      It would be nice if Ryan or Ken would contribute what they know about the decision and purpose of these “function-less” structures.

  8. Jim Nash says:

    Another possible design flaw is the 18th Street Pedestrian Bridge, which is covered with snow — indicating there may not be heated piping in the concrete structure. Which you can compare to all the platform concrete surfaces, with no snow buildup. And why isn’t the Pedestrian Bridge covered? It’s another way to protect travelers from the weather and the slip-and-fall hazard. Are the steps on the bridge heated?
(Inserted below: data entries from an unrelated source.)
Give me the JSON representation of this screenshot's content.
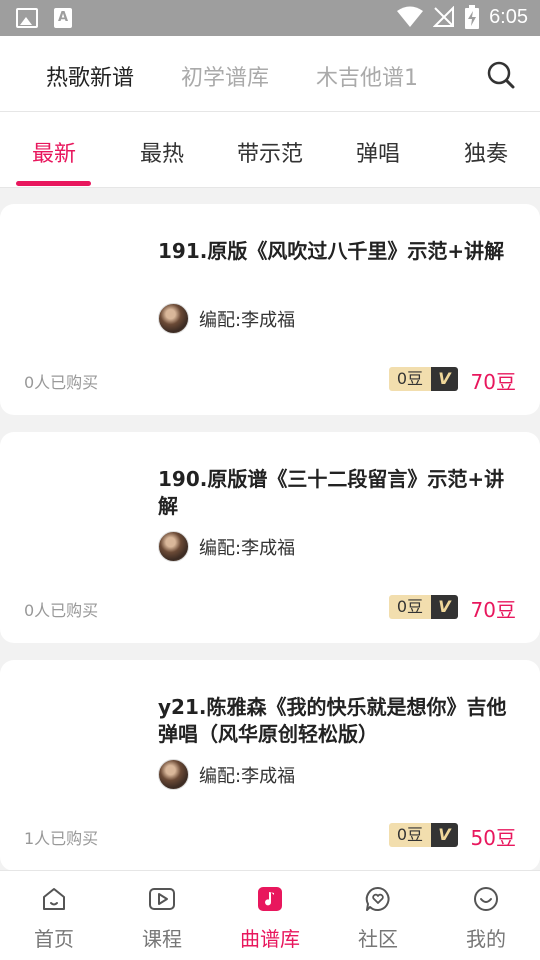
{
  "status_bar": {
    "time": "6:05"
  },
  "top_tabs": [
    {
      "label": "热歌新谱",
      "active": true
    },
    {
      "label": "初学谱库",
      "active": false
    },
    {
      "label": "木吉他谱1",
      "active": false
    }
  ],
  "category_tabs": [
    {
      "label": "最新",
      "active": true
    },
    {
      "label": "最热",
      "active": false
    },
    {
      "label": "带示范",
      "active": false
    },
    {
      "label": "弹唱",
      "active": false
    },
    {
      "label": "独奏",
      "active": false
    }
  ],
  "cards": [
    {
      "title": "191.原版《风吹过八千里》示范+讲解",
      "author_prefix": "编配:",
      "author": "李成福",
      "buyers": "0人已购买",
      "dou": "0豆",
      "vip": "V",
      "price": "70豆"
    },
    {
      "title": "190.原版谱《三十二段留言》示范+讲解",
      "author_prefix": "编配:",
      "author": "李成福",
      "buyers": "0人已购买",
      "dou": "0豆",
      "vip": "V",
      "price": "70豆"
    },
    {
      "title": "y21.陈雅森《我的快乐就是想你》吉他弹唱（风华原创轻松版）",
      "author_prefix": "编配:",
      "author": "李成福",
      "buyers": "1人已购买",
      "dou": "0豆",
      "vip": "V",
      "price": "50豆"
    }
  ],
  "bottom_nav": [
    {
      "label": "首页",
      "icon": "home-icon",
      "active": false
    },
    {
      "label": "课程",
      "icon": "video-play-icon",
      "active": false
    },
    {
      "label": "曲谱库",
      "icon": "music-note-icon",
      "active": true
    },
    {
      "label": "社区",
      "icon": "chat-heart-icon",
      "active": false
    },
    {
      "label": "我的",
      "icon": "smiley-icon",
      "active": false
    }
  ],
  "colors": {
    "accent": "#e8175d",
    "vip_gold": "#f2deae",
    "vip_dark": "#333333"
  }
}
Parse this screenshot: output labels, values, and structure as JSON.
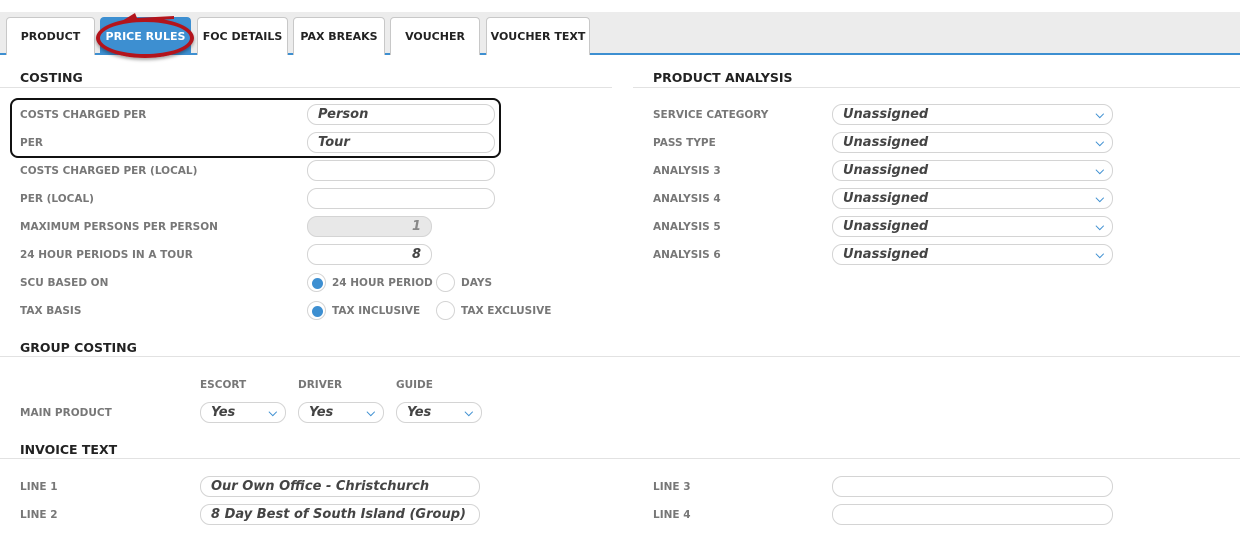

    I’ve already complained about the lack of covered escalators on this bridge, as well as on the bridges over the freight rail lines and I-25. There’s a possible dangerous crossing on street level at the end of 16th Street, where shuttle buses will round a blind curve.

    With the lack of weather canopies, it seems like Union Station is very pedestrian-unfriendly, especially when compared to DIA. A lot of money’s been wasted on artistic architecture, at the expense of basic safety and comfort for walkers, especially those with disabilities.

    Serious flaws for a “multi-modal transportation center.”

  9. Randy says:

    There seems to be quite a bit of armchair quarterbacking going on regarding the platform and the canopy.

    I was at the station today on my bicycle and had no problems checking it out. Go check it out for yourselves!!!

    First and foremost, the canopy provides a lot of coverage, which Ryan points out in the blog post.

    Secondly, we live in Colorado, where we enjoy over 300 days of sunshine each year,

    Thirdly, if you’ve been to downtown Seattle or Portland (just two examples of recent travels of mine) where light rail/streetcars and buses are an integral part of the transportation solution, commuters have figure out how to stay out of the elements. I suspect the commuters in Denver will be savvy enough to do the same.

  10. Blake says:

    The only thing I disagree with is leaving the light rail 3 and a half blocks away from Union Station. I use that light rail stop all the time and it’s a pain to get to and from Coors Field in it’s current location. I was really hoping that they would move the C, E, W light rail stop back to Union Station.